§ WHAT YOU NEED TO DO
Nothing but the lines holding the string "single" should appear in the answer. Copy them from the entries.

§ EXCERPTED RECORDS
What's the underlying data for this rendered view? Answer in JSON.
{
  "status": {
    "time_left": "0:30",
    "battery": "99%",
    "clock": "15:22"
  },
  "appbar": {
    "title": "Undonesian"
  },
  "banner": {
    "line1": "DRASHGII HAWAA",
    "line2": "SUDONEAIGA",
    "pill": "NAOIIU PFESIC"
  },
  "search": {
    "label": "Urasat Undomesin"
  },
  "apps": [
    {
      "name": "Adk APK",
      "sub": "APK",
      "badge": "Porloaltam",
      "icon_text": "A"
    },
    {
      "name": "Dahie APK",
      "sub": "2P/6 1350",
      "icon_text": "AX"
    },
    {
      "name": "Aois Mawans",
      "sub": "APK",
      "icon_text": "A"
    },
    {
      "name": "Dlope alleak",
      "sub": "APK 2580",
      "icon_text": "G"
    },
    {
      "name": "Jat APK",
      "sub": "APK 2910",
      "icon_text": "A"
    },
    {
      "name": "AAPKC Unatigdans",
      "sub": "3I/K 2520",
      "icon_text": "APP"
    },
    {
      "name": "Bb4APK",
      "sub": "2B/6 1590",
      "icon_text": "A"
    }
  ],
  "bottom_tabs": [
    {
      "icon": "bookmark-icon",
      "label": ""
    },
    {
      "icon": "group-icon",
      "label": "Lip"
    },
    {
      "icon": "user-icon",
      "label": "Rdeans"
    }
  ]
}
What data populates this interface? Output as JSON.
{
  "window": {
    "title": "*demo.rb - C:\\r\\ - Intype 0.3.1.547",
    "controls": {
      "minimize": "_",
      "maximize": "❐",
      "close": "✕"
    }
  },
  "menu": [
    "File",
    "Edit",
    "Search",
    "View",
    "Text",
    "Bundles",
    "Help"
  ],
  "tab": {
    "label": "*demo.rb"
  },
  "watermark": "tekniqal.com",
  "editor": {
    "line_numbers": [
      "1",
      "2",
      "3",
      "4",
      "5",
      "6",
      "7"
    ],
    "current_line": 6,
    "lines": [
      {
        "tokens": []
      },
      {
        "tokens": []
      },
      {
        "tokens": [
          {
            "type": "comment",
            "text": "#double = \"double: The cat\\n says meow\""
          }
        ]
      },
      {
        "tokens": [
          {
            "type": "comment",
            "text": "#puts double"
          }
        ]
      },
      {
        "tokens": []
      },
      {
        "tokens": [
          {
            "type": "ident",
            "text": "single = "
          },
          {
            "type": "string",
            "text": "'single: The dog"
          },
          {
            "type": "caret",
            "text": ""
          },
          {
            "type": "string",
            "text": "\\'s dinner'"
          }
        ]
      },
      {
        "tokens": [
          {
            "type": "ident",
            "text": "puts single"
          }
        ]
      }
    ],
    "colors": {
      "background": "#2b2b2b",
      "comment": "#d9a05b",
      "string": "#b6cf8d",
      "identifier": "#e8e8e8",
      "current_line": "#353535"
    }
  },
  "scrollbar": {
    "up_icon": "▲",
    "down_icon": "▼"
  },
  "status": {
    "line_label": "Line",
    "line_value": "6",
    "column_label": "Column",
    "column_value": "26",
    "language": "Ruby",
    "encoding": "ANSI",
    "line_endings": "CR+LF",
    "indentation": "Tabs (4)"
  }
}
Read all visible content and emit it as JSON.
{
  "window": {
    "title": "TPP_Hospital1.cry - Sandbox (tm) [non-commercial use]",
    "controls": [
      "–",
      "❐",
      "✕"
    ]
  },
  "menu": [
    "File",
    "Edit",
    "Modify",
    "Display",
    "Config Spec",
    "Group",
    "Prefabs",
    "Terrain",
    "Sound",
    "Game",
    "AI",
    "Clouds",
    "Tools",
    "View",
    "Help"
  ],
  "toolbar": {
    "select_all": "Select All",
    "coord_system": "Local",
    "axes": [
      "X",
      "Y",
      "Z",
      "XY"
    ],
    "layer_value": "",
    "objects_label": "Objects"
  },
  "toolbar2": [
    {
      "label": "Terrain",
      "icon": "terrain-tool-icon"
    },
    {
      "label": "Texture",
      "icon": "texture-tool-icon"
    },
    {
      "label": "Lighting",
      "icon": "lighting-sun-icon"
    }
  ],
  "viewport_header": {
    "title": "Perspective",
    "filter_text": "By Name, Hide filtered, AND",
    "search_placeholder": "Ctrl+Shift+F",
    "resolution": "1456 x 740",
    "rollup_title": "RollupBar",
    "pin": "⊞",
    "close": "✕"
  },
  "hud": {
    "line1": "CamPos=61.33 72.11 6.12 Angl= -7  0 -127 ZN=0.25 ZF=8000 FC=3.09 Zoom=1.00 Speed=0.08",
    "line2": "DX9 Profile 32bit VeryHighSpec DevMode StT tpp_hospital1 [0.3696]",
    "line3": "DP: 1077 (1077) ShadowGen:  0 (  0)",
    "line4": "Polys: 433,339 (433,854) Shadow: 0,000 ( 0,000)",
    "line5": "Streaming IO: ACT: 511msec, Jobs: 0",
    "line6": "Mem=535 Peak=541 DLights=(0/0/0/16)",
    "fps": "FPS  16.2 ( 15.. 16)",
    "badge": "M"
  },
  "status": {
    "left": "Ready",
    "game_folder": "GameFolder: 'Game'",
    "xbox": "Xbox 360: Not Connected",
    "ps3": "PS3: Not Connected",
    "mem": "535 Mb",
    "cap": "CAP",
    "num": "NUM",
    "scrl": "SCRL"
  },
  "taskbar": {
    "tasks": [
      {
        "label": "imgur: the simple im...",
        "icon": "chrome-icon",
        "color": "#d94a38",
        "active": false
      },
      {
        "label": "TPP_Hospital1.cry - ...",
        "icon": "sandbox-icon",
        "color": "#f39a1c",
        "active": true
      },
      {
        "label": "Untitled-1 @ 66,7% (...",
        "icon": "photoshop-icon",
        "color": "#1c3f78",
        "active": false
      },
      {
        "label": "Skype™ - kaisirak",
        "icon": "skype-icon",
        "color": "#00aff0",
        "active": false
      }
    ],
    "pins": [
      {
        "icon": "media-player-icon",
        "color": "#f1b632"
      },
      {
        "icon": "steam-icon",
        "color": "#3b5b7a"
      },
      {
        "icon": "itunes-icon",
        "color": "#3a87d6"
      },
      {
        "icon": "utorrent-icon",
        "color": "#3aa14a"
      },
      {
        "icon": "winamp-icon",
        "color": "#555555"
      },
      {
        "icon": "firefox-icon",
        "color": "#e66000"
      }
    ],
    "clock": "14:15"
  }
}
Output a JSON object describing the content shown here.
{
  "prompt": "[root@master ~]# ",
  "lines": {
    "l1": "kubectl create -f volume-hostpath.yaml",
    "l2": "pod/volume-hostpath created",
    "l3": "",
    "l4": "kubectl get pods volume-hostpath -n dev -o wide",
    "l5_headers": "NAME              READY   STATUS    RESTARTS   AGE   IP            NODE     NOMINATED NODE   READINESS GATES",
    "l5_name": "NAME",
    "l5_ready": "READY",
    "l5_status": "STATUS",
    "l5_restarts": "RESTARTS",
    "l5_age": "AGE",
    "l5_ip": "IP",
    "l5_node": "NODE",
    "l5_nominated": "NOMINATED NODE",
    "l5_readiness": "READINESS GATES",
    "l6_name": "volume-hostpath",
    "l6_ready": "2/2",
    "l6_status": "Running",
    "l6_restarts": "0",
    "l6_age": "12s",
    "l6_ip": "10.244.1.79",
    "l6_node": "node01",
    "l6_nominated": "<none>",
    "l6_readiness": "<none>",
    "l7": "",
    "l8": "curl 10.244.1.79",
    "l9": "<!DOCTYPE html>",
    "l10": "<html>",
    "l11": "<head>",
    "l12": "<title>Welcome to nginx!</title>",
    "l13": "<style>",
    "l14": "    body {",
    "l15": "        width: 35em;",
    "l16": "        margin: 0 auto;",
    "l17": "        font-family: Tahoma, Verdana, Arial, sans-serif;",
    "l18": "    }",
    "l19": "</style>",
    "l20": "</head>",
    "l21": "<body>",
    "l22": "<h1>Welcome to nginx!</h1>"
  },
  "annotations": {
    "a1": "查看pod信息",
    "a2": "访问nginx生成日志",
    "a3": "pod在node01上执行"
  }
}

§ EXERCISE RESPONSE
            "text": "single = "
            "text": "'single: The dog"
            "text": "puts single"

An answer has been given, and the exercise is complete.